Before she can begin a formal inquiry, the Commissioner must have the name, postal address and signature of the person making the allegation.
The Commissioner may not begin new inquiries during Dissolution. This means she may not accept any complaints for investigation until after the General Election on 8 June 2017.
The Commissioner considers all allegations on their merits, no matter what their nature or source. When she receives an allegation, the Commissioner checks whether it is one she can look into and whether she has sufficient evidence to justify a formal inquiry. If the Commissioner decides to investigate, she writes to tell the person making the allegation and to the MP to give him or her an opportunity to comment. (She will usually send a copy of the letter of complaint to the MP, having first removed the complainant’s contact details.) If the Commissioner decides not to begin an inquiry, she will explain her reasons briefly to the person making the allegation. You can see more information about this process here.
During an inquiry, the Commissioner will collate the necessary evidence. She may ask questions of the MP and/or of third parties. Before reaching any conclusions, she will show the evidence to the MP and give him or her the opportunity to comment on it.
The Commissioner is likely to conclude an inquiry in one of three ways.
She may decide not to uphold the complaint.
She may find there has been a breach of the rules and that it is at the less serious end of the spectrum. If the MP agrees with the Commissioner, apologises for the breach of the rule and takes any action the Commissioner considers necessary to rectify the breach, the matter will usually be closed under the rectification procedure
She may find a breach of the rules that is not suitable for the rectification procedure and/or the inquiry has raised issues of wider importance. In this case, the Commissioner will write to the Committee on Standards, setting out the facts and the reasons for thinking there has been a breach of the rules. The Committee considers the Commissioner’s report and reaches its own conclusion on whether there has been a breach of the rules. The Committee will recommend any sanction to be applied to the MP.

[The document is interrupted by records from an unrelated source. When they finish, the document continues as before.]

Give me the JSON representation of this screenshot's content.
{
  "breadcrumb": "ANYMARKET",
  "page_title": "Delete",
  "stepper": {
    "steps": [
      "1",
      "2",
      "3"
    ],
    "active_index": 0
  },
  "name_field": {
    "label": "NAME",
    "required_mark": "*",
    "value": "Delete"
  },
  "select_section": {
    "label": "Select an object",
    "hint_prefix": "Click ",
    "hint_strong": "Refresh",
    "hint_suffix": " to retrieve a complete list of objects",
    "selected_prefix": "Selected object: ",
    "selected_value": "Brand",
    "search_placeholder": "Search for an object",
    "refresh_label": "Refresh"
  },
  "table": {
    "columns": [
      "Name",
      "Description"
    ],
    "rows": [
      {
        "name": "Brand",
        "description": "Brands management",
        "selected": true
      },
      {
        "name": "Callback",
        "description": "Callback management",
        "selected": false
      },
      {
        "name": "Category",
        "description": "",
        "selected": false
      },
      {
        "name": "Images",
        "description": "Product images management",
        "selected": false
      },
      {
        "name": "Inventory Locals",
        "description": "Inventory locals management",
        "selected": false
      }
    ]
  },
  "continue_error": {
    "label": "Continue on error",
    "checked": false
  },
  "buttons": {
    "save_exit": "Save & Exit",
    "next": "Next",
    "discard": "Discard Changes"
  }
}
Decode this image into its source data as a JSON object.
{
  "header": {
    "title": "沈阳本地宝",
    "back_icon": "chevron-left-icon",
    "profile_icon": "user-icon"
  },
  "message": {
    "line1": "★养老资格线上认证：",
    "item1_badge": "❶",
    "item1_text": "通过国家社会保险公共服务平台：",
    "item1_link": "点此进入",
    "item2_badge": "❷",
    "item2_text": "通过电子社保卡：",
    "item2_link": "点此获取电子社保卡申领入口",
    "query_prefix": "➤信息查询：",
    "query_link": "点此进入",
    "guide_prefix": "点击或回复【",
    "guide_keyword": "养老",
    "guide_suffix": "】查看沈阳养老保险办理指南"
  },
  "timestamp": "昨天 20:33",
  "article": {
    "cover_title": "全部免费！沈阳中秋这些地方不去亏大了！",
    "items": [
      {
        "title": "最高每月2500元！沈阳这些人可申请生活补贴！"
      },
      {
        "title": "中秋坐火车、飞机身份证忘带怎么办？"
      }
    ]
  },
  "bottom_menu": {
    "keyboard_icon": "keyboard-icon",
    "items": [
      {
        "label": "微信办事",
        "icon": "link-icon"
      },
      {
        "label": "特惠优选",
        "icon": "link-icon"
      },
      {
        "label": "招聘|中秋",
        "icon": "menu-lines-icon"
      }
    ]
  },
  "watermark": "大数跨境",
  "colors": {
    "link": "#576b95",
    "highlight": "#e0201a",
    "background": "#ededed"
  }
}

More detailed information about the complaints process can be found here
Page last updated: 3 May 2017